bannerHON
img
HONnews
HONnews
img PATIENT / PARTICULIER img PROFESSIONNEL DE SANTE img WEBMESTRE img
img
 
img
HONcode sites
Khresmoi - new !
HONselect
News
Conferences
Images

Themes:
A B C D E F G H I
J K L M N O P Q
R S T U V W X Y Z
Browse archive:
2017: D N O S A J J M A M F J
2016: D

 
  Other news for:
Diabetes Mellitus
Diabetes Mellitus, Insulin-Dependent
Diabetes Mellitus, Non-Insulin-Dependent
Foot
 Resources from HONselect
Blame Diabetes: Rates of 2 Nerve Conditions on the Rise
Neurologist says one causes burning pain, the other causes problems with heart rate and blood pressure

By Robert Preidt

FRIDAY, July 21, 2017 (HealthDay News) -- Two particular types of nerve damage -- neuropathy -- have been increasing as more and more people develop diabetes in the United States, an expert says.

Autonomic and small fiber neuropathy were once rare conditions. Both occur when small blood vessels supplying the nerves are damaged by diabetes because they don't get enough oxygen and nutrients, said Dr. Divpreet Kaur, a neurologist at Penn State Health Milton S. Hershey Medical Center.

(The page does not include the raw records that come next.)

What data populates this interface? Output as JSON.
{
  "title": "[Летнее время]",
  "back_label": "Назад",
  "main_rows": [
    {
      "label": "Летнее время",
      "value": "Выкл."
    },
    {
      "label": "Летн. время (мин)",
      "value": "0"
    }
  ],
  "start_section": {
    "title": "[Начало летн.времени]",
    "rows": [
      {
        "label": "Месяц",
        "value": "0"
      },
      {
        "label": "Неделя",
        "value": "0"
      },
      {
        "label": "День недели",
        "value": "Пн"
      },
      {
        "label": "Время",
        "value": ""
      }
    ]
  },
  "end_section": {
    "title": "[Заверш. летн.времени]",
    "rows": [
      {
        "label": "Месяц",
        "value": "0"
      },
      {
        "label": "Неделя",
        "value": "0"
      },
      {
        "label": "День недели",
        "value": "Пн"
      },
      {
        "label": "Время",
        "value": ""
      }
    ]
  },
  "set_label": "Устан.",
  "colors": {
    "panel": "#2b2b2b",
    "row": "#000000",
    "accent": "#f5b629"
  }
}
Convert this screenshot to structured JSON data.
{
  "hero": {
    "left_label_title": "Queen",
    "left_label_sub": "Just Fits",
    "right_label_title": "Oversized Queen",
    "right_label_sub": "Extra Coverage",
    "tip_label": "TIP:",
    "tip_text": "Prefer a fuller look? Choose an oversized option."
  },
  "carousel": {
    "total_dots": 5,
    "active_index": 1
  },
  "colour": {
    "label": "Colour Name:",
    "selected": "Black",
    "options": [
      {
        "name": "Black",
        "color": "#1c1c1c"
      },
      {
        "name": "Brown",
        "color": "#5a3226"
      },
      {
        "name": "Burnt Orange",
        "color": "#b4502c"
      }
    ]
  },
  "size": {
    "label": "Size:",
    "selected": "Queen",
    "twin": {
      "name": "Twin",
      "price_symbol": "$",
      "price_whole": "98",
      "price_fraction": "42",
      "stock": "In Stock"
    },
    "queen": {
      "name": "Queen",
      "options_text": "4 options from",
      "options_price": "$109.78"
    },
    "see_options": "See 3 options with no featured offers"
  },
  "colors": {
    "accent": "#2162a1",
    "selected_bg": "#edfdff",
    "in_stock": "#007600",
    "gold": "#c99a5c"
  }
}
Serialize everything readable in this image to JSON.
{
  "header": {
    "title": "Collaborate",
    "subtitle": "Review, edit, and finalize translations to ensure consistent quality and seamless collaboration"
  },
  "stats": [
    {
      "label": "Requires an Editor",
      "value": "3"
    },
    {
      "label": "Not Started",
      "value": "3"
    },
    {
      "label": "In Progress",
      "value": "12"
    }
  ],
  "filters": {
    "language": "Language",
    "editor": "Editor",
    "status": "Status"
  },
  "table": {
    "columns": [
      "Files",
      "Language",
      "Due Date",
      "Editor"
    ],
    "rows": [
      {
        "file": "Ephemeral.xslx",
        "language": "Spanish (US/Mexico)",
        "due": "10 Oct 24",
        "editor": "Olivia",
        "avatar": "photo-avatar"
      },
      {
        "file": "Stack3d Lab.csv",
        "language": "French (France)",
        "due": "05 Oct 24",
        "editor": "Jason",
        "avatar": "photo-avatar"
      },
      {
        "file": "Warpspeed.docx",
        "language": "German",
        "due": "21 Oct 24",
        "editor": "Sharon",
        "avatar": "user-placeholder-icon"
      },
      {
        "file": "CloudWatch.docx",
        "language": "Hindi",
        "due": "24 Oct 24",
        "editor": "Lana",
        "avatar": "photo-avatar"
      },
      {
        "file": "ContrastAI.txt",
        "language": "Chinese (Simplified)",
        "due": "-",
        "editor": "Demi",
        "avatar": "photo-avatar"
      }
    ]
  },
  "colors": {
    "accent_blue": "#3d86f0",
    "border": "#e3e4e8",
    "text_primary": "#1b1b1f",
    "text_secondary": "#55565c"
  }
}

Diabetes is one of the main causes of neuropathy, and about 30 million Americans currently have diabetes, Kaur said. More commonly, people with diabetes have nerve damage that causes numbness in the feet and toes. This is called peripheral neuropathy, according to the American Diabetes Association.

Autonomic neuropathy affects involuntary bodily functions such as blood pressure, digestion, sexual function, urination, temperature control and sweat regulation.

"The most common symptom is light-headedness, especially when standing up. The blood pressure drops so much when they stand up that they feel like they are going to pass out," Kaur said in a Penn State news release.

People with small fiber neuropathy often have burning pain in their feet that eventually progresses up their legs. Their hands can also be affected.

"People don't know about it or recognize the symptoms, and they keep going to different physicians without receiving a diagnosis," Kaur said.

"It isn't that every patient who has these symptoms will definitely have such a neuropathy. Once common things have been ruled out by their primary care physician, they can be referred to the neuromuscular clinic for consultation or to the autonomic laboratory for further testing," she said.

There is no cure for either form of neuropathy, and treatment varies depending on the part of the body affected and the symptoms, Kaur said.

Treatment for small fiber neuropathy often involves controlling pain. For autonomic neuropathy, medications can be used to help regulate malfunctioning bodily functions, she said.

Progression of neuropathy associated with diabetes or other underlying conditions can be stabilized or slowed by controlling and treating those conditions. However, an underlying condition can't be identified in nearly one-third of neuropathy patients, the researchers said.

More information

The U.S. National Institute of Neurological Disorders and Stroke has more on diabetic neuropathy.

SOURCE: Penn State Health, news release, July 12, 2017

Copyright © 2017 HealthDay. All rights reserved. URL:http://consumer.healthday.com/Article.asp?AID=724585

Resources from HONselect: HONselect is the HON's medical search engine. It retrieves scientific articles, images, conferences and web sites on the selected subject.
Pain
Blood
Therapeutics
Physicians
Dizziness
The list of medical terms above are retrieved automatically from the article.

Disclaimer: The text presented on this page is not a substitute for professional medical advice. It is for your information only and may not represent your true individual medical situation. Do not hesitate to consult your healthcare provider if you have any questions or concerns. Do not use this information to diagnose or treat a health problem or disease without consulting a qualified healthcare professional.
Be advised that HealthDay articles are derived from various sources and may not reflect your own country regulations. The Health On the Net Foundation does not endorse opinions, products, or services that may appear in HealthDay articles.


Inicio img Sobre nosotros img Rincón de la prensa img Boletín HON img Mapa del sitio img Política ética img Contactos